[Website and app data records]
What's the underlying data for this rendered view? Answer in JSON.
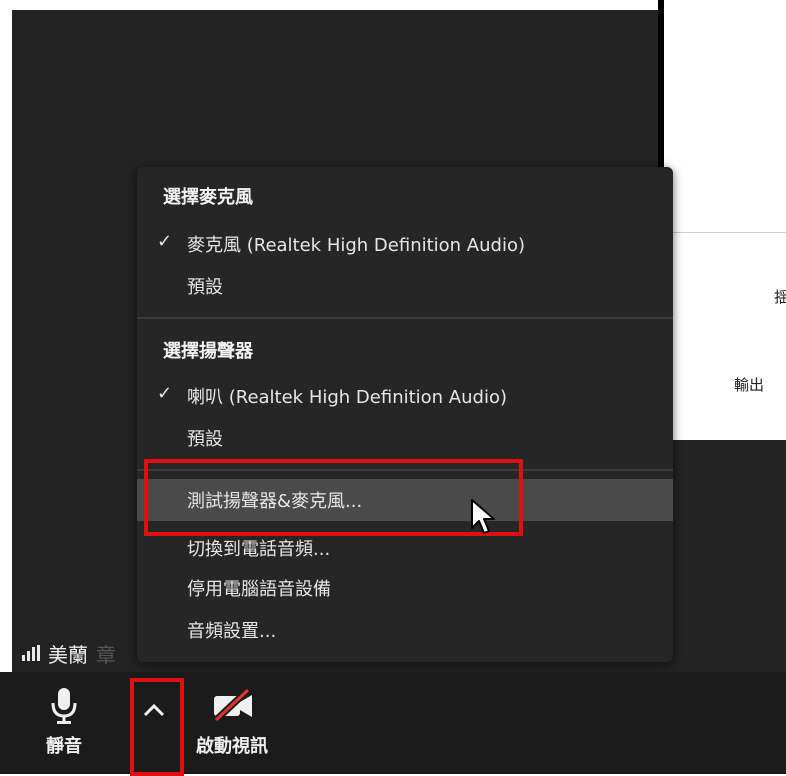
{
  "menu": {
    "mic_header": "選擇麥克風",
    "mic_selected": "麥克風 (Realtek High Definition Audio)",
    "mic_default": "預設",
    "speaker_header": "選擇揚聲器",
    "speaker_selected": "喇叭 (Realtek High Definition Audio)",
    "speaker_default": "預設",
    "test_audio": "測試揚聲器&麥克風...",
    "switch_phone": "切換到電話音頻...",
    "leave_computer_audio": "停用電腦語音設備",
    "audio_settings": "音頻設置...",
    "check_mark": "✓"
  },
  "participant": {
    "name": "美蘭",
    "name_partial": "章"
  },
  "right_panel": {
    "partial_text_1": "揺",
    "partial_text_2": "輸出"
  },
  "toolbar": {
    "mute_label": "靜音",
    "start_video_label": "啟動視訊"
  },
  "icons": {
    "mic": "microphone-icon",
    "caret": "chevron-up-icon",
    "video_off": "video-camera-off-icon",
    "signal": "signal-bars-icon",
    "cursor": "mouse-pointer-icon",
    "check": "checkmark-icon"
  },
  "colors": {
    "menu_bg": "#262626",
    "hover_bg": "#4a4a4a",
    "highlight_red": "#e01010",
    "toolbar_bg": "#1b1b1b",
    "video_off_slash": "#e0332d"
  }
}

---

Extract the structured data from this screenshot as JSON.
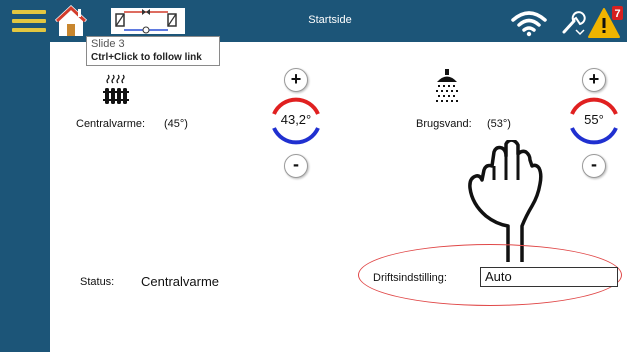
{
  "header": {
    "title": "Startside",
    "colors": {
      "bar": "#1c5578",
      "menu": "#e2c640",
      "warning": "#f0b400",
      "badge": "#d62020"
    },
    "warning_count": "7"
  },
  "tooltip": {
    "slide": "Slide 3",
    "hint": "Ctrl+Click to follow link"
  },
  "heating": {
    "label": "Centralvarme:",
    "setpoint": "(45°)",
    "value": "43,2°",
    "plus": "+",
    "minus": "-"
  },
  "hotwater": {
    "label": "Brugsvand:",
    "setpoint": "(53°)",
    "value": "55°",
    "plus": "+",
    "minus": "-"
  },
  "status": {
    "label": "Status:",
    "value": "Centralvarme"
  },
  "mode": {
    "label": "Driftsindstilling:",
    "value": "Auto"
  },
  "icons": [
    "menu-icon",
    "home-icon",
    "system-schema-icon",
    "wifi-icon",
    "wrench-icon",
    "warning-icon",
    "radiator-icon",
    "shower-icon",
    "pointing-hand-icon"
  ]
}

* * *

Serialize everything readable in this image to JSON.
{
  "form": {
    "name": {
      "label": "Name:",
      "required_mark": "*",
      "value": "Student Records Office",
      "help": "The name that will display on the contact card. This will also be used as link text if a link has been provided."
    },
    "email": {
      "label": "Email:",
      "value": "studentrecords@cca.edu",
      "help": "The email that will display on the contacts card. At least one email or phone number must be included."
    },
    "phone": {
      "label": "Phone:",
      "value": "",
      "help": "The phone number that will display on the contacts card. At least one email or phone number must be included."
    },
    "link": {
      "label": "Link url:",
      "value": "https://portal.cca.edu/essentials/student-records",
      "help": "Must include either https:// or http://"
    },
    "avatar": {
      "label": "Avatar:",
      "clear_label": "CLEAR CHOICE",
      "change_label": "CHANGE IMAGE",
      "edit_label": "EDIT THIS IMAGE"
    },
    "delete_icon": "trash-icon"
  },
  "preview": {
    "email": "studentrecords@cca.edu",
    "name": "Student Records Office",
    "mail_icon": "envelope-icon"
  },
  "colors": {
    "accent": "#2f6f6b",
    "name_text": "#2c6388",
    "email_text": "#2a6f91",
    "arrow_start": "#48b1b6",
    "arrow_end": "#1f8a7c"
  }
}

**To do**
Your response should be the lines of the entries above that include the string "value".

**Output of the exercise**
    "value": "43,2°",
    "value": "55°",
    "value": "Centralvarme"
    "value": "Auto"
      "value": "Student Records Office",
      "value": "studentrecords@cca.edu",
      "value": "",
      "value": "https://portal.cca.edu/essentials/student-records",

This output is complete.